> [To do]: Copy each line of the records that contains the word "Johannes".

> [Records provided]:
>>>

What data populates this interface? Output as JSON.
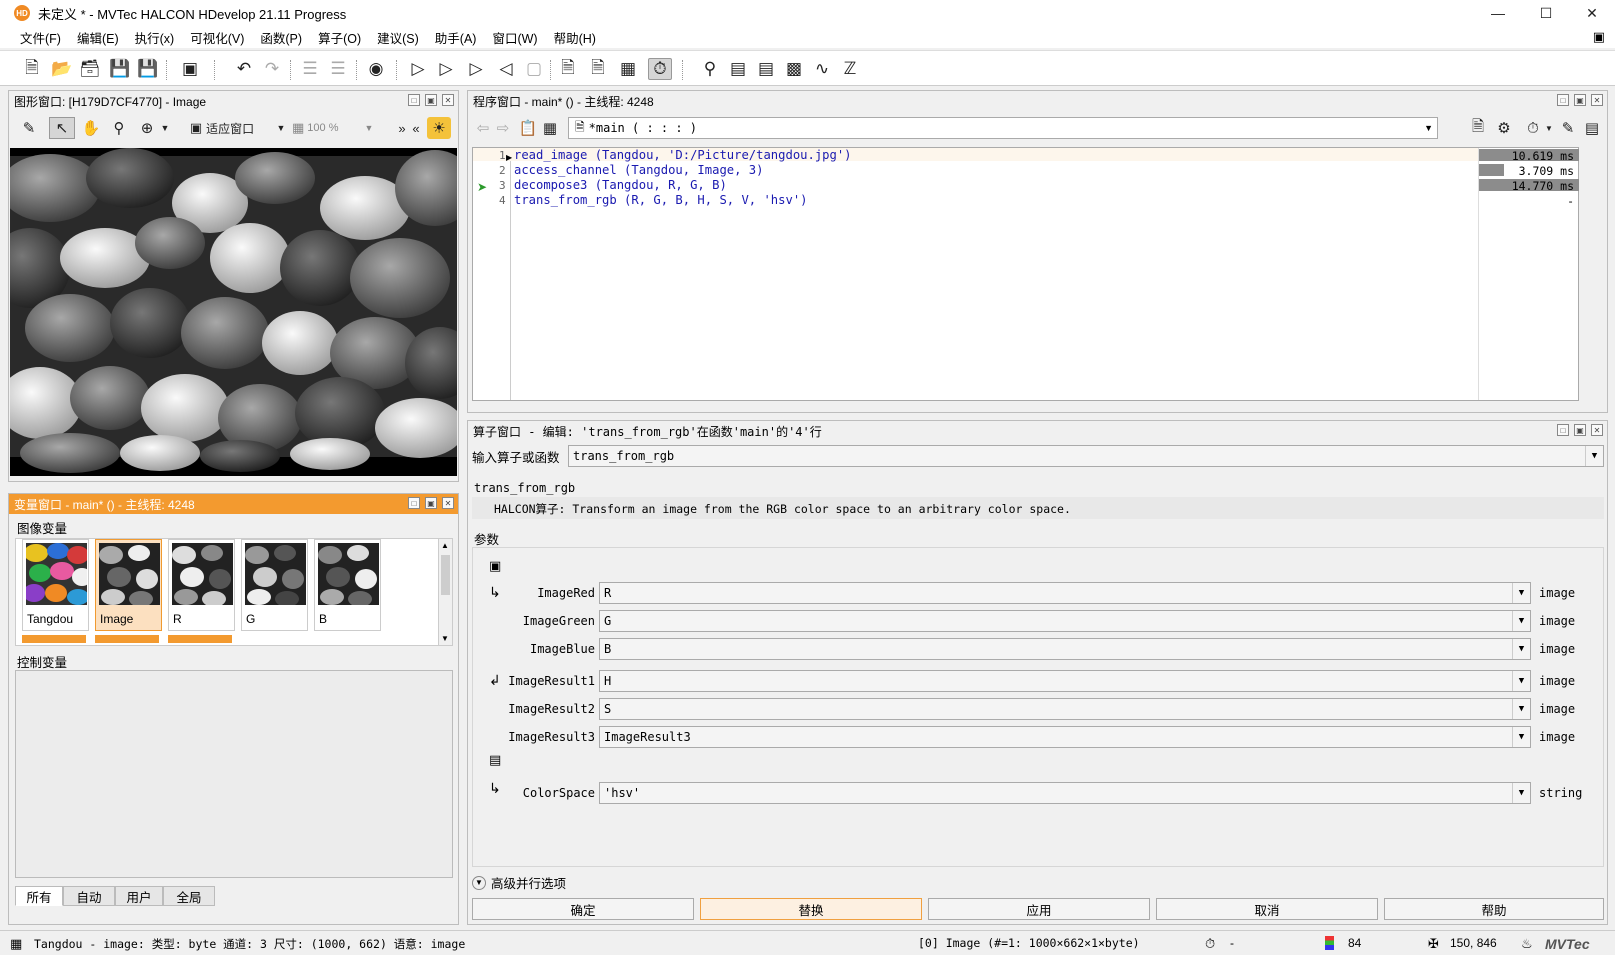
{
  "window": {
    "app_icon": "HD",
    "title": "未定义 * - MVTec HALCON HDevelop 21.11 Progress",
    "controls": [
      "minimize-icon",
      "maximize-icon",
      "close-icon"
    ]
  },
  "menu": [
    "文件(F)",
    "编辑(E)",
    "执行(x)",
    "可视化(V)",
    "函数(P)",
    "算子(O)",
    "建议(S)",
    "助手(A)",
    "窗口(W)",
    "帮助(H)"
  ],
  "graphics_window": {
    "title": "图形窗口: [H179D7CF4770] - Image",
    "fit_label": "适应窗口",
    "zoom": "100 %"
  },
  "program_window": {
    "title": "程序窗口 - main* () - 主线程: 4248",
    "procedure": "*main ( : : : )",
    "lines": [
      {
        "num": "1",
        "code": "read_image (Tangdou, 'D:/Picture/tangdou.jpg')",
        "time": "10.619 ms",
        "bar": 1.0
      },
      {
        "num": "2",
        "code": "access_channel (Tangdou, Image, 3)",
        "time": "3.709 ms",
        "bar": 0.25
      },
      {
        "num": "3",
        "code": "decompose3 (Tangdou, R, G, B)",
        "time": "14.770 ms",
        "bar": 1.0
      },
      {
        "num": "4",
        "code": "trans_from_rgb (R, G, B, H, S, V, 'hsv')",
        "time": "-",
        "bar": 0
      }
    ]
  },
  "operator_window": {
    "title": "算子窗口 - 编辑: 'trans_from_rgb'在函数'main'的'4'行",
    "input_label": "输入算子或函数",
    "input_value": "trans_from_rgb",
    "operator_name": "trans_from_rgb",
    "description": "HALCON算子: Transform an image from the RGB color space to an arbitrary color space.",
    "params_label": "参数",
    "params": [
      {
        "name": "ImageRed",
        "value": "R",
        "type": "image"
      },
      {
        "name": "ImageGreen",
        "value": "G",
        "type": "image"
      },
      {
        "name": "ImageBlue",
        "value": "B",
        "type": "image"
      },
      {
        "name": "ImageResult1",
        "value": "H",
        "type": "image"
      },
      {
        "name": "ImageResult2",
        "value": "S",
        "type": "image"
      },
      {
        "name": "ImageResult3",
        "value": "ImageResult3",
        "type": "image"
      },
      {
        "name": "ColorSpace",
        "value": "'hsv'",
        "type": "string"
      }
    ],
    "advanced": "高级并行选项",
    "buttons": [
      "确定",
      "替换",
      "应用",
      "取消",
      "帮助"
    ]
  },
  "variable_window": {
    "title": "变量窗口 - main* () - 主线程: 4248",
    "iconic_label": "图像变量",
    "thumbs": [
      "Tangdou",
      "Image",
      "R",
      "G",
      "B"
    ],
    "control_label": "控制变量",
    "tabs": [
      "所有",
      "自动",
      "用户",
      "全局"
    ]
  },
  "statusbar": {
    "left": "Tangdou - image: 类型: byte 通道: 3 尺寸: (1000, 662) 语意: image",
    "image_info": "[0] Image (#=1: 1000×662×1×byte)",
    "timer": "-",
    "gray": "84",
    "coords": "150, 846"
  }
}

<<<
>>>

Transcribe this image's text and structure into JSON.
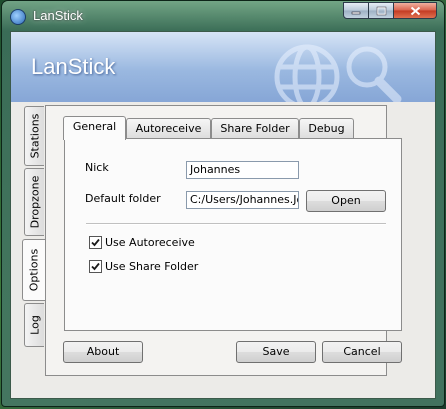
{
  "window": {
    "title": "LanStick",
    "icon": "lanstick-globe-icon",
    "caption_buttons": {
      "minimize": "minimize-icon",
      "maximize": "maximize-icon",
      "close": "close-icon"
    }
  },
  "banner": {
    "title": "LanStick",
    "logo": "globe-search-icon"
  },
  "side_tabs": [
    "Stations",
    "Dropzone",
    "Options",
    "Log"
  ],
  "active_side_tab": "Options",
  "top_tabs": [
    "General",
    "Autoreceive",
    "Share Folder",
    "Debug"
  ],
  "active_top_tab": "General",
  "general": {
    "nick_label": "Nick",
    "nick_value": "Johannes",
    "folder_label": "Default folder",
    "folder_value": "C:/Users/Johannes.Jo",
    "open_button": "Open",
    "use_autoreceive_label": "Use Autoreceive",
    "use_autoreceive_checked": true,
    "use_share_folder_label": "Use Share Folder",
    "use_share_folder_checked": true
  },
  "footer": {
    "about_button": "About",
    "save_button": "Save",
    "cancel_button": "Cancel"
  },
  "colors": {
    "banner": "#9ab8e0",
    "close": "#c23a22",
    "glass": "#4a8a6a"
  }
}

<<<
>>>

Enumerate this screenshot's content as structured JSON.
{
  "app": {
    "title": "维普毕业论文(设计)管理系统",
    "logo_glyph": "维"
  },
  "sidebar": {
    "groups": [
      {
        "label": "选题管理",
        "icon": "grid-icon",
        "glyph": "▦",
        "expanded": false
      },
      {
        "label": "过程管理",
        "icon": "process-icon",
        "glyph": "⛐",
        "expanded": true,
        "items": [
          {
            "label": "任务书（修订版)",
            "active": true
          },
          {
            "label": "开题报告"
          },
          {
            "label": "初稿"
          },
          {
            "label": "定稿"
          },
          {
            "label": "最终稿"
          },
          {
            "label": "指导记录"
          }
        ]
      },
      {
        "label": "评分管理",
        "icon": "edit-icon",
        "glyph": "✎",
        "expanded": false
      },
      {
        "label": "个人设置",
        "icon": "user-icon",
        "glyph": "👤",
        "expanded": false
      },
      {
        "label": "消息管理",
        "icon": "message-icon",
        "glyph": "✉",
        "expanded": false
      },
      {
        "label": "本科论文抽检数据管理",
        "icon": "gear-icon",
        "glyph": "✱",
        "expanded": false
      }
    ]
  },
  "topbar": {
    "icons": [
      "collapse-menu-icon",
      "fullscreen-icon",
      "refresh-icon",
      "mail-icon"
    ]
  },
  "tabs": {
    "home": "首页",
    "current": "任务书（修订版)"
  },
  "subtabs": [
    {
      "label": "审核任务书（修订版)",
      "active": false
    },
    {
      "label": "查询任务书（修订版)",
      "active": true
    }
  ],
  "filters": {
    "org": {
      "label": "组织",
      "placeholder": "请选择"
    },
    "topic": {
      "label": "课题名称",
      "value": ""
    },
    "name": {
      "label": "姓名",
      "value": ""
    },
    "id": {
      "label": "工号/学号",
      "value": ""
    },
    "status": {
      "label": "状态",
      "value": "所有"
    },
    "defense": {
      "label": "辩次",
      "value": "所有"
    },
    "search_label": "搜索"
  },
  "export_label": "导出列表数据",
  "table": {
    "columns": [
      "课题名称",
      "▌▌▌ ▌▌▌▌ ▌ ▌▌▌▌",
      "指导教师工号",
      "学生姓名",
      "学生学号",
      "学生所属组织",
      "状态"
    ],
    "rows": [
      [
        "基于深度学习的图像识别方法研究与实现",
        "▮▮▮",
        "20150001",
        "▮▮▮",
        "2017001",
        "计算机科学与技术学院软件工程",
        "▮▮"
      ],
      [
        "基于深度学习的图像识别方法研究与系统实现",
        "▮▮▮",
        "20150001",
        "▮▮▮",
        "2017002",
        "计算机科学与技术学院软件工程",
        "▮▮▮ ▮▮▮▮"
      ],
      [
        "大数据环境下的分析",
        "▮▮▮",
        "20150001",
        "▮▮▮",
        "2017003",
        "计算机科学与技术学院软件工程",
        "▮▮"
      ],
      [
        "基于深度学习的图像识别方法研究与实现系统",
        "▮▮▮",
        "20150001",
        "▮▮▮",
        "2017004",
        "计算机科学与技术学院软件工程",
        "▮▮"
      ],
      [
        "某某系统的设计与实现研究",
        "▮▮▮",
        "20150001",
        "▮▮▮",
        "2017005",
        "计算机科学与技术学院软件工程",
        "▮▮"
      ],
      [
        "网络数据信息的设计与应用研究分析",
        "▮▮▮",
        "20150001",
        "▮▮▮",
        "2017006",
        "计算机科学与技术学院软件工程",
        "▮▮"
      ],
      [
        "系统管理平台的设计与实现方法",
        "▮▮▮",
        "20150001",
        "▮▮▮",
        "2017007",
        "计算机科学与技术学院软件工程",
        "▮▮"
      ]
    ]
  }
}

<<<

> [Answer box]:
    "nick_value": "Johannes",
    "folder_value": "C:/Users/Johannes.Jo",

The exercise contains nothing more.